Material to process:

==============================

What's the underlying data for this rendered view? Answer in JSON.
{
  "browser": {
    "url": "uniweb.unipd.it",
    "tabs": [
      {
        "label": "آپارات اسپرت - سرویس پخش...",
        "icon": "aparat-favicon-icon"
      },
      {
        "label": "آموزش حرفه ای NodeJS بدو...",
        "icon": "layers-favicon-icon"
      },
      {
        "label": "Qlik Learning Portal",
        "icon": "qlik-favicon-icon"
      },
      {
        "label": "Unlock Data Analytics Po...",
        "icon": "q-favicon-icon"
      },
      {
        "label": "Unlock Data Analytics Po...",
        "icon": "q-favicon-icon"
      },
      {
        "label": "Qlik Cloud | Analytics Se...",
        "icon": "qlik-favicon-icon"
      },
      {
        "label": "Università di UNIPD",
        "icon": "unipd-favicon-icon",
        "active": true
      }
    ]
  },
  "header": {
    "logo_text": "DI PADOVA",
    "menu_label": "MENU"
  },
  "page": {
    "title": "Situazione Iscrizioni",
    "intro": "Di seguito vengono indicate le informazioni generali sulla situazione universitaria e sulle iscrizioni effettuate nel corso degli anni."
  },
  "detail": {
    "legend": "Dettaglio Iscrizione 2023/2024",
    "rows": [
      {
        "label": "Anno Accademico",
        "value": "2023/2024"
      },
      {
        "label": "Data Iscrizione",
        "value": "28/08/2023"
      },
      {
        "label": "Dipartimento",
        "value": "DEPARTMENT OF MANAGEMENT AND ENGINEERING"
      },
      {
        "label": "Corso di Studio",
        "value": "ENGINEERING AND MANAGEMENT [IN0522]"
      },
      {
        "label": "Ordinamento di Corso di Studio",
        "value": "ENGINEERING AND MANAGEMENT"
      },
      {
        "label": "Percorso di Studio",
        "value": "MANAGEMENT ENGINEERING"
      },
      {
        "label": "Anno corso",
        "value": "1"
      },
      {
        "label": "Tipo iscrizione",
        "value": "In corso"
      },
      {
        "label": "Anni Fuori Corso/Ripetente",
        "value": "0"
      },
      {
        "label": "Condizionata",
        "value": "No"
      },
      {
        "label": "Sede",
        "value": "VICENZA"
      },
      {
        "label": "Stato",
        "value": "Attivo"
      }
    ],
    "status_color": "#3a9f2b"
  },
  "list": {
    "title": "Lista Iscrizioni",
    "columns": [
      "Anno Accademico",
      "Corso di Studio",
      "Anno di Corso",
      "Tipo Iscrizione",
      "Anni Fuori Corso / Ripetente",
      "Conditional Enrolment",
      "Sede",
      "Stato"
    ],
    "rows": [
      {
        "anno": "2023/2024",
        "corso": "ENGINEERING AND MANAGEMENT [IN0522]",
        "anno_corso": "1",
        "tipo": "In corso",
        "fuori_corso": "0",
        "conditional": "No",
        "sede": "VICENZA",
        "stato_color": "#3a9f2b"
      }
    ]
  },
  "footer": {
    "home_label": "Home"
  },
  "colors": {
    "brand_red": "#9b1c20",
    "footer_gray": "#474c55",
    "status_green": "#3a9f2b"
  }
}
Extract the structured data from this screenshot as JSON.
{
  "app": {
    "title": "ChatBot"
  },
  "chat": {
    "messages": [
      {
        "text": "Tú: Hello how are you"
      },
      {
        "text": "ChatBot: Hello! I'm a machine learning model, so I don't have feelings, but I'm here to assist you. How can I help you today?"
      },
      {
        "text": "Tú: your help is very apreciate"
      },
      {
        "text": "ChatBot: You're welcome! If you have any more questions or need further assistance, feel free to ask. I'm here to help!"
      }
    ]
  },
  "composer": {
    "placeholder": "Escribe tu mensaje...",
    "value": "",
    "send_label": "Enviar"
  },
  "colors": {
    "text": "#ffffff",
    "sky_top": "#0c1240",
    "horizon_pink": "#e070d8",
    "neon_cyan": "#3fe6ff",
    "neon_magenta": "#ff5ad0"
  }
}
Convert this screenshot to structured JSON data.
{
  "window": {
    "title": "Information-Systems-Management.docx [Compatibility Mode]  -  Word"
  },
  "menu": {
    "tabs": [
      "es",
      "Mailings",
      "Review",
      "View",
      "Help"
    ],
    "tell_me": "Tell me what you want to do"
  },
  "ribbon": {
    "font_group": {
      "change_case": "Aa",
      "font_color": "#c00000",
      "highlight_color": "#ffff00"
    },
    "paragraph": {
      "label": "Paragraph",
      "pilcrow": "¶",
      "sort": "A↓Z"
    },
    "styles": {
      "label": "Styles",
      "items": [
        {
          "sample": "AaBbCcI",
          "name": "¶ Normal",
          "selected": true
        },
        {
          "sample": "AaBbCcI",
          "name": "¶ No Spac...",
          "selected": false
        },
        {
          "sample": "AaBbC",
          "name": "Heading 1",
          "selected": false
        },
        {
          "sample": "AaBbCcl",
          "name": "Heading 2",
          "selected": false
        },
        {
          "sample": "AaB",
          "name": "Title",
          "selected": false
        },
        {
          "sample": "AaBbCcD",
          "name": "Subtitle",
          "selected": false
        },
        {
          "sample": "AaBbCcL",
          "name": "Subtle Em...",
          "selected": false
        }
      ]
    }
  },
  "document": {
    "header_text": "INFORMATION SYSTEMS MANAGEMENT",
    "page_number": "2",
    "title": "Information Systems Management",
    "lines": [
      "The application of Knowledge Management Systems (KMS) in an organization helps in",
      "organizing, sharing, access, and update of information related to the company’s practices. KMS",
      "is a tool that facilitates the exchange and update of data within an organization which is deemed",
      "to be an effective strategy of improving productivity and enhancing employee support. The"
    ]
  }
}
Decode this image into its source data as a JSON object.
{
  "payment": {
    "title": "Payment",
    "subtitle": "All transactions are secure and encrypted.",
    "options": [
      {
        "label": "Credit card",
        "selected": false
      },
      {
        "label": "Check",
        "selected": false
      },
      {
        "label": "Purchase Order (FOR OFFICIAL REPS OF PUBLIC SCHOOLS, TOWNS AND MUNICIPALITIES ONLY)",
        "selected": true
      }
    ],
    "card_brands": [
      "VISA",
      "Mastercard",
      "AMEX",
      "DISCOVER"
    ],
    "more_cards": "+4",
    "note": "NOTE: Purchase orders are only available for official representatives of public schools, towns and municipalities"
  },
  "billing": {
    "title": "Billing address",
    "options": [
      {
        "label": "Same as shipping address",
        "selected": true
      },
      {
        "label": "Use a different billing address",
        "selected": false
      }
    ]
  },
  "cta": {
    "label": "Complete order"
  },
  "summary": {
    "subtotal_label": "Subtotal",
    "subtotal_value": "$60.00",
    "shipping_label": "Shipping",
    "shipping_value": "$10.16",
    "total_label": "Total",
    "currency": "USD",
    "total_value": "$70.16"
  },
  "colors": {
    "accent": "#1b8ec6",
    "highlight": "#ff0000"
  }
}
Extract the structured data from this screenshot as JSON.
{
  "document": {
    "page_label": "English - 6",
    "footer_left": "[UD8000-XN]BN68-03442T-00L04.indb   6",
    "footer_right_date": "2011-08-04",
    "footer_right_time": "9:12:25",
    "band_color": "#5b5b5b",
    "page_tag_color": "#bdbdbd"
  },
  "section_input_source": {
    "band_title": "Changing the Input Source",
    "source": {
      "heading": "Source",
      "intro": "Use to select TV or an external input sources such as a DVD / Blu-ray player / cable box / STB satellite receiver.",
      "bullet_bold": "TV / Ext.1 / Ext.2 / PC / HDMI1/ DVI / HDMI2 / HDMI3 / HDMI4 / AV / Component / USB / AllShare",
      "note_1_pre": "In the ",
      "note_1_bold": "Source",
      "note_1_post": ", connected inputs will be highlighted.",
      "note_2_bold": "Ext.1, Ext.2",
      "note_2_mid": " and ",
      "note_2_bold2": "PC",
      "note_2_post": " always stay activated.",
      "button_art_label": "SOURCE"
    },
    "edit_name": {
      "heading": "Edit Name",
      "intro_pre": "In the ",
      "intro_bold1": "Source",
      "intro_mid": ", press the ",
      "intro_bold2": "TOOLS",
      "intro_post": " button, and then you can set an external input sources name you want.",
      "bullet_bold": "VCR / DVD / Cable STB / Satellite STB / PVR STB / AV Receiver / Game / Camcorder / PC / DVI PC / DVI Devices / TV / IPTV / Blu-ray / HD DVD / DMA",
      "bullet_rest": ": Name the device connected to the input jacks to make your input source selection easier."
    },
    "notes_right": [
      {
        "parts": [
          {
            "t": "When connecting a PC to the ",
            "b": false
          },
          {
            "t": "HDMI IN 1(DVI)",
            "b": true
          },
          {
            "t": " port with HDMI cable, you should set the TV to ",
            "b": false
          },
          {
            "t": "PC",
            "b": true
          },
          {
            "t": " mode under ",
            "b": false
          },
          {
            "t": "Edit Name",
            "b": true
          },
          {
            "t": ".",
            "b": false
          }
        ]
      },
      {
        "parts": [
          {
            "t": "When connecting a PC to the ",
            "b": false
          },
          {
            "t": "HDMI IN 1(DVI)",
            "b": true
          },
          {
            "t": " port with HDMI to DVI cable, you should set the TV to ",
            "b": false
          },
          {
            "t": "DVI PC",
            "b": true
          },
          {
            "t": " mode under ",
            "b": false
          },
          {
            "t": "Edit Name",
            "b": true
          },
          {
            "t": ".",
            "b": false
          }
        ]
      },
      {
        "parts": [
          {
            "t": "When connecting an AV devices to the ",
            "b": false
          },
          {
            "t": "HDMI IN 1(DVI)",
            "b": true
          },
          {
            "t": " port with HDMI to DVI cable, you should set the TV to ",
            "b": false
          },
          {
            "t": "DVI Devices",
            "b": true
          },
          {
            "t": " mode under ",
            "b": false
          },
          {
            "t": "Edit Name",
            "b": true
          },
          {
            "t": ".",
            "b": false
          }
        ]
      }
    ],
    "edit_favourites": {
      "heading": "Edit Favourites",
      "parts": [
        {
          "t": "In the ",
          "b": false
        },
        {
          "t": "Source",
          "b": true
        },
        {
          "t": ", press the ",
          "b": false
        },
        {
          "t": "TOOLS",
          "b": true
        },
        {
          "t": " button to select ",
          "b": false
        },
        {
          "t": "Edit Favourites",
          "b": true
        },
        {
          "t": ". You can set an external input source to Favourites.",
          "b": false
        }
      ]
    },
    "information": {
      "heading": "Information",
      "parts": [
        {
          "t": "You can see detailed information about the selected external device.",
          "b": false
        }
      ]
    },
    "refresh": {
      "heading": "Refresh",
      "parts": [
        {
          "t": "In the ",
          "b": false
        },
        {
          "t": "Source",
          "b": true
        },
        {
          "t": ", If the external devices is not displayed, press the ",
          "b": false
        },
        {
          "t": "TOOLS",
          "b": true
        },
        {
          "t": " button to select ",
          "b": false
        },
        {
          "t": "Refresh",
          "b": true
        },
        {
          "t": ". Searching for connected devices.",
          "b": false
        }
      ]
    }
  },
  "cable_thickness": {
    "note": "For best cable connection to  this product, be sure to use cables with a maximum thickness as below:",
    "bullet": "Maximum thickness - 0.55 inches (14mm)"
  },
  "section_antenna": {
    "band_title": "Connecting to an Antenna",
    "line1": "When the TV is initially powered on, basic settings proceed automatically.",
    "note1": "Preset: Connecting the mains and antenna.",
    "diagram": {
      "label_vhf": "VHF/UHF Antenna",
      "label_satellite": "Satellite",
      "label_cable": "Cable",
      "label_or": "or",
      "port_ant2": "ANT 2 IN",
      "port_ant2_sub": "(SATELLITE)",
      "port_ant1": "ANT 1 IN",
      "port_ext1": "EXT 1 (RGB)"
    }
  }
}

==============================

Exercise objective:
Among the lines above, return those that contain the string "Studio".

Result of this exercise:
        "label": "Corso di Studio",
        "label": "Ordinamento di Corso di Studio",
        "label": "Percorso di Studio",
      "Corso di Studio",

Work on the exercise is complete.